Isn’t it scaring to know that your lifespan can be reduced by over 4 years if you live in a polluted city? For people living in India and especially Delhi, it is. That is why a new study has suggested that people in India would live an average of 4.3 years longer if the country met the global guidelines for particulate pollution.
According to the study, the effect of pollution on life expectancy is worse than HIV/AIDS, cigarette smoking, and even terrorism. Researchers at the University of Chicago have developed the new Air Quality Life Index (AQLI) which states that particulate air pollution cuts global average life expectancy by 1.8 years per person.
A professor at Energy Policy Institute at the University of Chicago was quoted as saying, “around the world today, people are breathing air that represents a serious risk to their health. But the way this risk is communicated is very often opaque and confusing, translating air pollution concentrations into colors, like red, brown, orange and green.”
Notably, the AQLI is based on a pair of studies quantifying the causal relationship between long-term human exposure to participate in pollution and expectancy. Moreover, 5.5 billion people are living in areas where particulate pollution exceeds the WHO guideline. And, the concerning data from the AQLI reveals that India and China, account for 73 percent of all years of life lost due to particulate pollution.

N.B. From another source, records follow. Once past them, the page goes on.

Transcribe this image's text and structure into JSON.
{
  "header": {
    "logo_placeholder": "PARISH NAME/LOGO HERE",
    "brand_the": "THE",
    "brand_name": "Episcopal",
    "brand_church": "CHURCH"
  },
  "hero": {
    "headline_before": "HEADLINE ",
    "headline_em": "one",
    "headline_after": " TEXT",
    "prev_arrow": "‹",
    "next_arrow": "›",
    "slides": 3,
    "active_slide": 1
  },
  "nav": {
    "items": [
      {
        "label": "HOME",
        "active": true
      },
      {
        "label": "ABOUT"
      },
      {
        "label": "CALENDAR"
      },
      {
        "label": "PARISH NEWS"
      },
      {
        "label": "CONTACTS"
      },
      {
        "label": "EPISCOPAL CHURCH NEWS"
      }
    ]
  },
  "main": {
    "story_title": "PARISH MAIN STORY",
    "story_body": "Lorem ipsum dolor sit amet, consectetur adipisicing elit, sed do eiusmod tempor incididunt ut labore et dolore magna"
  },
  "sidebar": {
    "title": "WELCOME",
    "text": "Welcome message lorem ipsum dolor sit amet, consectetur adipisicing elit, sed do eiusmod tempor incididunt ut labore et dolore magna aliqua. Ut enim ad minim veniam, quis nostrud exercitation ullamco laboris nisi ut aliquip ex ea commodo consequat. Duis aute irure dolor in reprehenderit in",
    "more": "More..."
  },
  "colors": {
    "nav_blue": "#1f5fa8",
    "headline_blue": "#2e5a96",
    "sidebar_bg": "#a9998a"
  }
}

Undoubtedly, it is the greatest global threat to human health currently. And, everybody needs to start contributing their part in order to make this world a better place to live in for us and for the coming generations.